■ **How to complete this task**
Return only those lines of the records below in which "views" appears.

■ **Given information**
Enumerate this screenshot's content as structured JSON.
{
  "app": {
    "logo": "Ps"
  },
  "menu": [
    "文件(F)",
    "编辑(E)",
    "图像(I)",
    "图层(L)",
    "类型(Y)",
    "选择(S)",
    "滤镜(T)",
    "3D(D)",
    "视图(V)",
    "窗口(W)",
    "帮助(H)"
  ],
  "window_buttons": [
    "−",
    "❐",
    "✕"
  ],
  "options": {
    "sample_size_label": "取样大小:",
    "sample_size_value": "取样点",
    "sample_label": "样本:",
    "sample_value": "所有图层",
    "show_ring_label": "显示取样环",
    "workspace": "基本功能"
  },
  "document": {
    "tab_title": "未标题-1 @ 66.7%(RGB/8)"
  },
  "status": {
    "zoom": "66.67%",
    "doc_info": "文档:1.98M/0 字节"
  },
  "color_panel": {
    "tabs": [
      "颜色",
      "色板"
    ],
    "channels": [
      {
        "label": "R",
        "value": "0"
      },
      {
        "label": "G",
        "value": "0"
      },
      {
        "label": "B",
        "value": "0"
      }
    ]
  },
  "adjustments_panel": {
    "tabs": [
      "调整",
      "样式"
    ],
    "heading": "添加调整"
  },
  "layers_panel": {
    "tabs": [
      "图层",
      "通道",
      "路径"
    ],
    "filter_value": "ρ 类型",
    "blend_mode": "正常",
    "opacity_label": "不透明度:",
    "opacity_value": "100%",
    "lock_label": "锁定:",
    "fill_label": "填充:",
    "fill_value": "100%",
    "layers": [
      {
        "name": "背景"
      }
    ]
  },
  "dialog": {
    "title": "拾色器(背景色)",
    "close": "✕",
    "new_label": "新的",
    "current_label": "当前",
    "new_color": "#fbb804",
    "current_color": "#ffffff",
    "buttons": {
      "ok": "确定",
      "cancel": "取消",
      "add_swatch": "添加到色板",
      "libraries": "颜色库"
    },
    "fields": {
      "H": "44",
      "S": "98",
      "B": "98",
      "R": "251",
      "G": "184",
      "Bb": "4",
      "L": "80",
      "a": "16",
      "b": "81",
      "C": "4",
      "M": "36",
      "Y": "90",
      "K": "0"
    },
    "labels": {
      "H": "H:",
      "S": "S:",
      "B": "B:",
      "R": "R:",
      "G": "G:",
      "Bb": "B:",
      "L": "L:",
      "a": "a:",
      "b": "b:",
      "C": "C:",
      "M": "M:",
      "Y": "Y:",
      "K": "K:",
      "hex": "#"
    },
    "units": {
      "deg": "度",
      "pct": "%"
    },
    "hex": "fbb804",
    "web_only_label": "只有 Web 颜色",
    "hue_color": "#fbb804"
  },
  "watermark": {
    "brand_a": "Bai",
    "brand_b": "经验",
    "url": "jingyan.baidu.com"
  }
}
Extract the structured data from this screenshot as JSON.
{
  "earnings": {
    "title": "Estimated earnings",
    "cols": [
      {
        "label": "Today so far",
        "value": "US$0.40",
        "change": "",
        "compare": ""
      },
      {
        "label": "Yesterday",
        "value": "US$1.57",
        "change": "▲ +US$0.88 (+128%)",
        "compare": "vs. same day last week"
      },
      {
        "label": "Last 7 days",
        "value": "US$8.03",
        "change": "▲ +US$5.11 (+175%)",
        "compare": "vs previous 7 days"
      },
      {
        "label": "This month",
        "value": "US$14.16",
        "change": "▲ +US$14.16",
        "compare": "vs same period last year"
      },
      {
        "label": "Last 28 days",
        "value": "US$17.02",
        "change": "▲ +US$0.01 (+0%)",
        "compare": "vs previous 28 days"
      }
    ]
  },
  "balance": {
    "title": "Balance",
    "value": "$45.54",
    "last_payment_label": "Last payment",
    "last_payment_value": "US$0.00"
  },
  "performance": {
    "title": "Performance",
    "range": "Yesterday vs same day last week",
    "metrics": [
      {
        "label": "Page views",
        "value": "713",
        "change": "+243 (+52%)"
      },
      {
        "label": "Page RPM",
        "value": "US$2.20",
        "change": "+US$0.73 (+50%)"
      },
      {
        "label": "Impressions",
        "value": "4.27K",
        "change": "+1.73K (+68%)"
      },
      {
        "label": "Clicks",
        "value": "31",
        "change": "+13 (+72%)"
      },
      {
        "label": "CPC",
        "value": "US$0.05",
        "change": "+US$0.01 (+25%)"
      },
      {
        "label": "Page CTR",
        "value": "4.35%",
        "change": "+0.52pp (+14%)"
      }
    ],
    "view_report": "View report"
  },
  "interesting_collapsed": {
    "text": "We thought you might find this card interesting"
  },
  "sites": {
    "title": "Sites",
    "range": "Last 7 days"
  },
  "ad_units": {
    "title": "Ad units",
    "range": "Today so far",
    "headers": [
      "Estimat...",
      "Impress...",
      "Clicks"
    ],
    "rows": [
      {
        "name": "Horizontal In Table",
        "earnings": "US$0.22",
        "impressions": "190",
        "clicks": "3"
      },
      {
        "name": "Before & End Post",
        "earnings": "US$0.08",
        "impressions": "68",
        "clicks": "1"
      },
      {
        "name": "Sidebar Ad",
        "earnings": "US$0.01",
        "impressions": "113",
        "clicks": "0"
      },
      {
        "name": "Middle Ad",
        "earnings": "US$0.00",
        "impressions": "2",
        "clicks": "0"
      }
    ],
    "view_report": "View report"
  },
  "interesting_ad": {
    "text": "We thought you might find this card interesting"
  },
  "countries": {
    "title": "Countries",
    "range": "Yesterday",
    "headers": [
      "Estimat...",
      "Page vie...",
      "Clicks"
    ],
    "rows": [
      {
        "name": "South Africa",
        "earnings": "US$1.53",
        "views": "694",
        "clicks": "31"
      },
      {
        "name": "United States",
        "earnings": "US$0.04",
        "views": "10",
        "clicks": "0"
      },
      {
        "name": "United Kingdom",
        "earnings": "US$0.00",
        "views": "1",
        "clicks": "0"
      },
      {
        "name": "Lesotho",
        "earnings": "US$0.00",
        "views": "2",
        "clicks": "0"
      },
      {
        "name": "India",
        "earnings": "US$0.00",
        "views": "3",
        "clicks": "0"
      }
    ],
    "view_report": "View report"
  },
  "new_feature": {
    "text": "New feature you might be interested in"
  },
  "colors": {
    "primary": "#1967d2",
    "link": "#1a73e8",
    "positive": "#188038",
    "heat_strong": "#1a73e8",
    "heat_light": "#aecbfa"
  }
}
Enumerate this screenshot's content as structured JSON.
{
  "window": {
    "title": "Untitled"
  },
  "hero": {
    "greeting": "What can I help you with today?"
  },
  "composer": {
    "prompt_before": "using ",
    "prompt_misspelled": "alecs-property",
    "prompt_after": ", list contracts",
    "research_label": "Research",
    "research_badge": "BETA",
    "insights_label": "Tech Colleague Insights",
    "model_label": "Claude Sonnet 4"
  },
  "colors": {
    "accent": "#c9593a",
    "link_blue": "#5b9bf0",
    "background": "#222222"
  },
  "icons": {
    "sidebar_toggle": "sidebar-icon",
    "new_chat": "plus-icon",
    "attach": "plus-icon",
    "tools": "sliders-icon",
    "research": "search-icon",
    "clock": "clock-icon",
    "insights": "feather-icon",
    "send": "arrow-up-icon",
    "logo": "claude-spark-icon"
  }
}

■ **Exercise result**
        "label": "Page views",
        "views": "694",
        "views": "10",
        "views": "1",
        "views": "2",
        "views": "3",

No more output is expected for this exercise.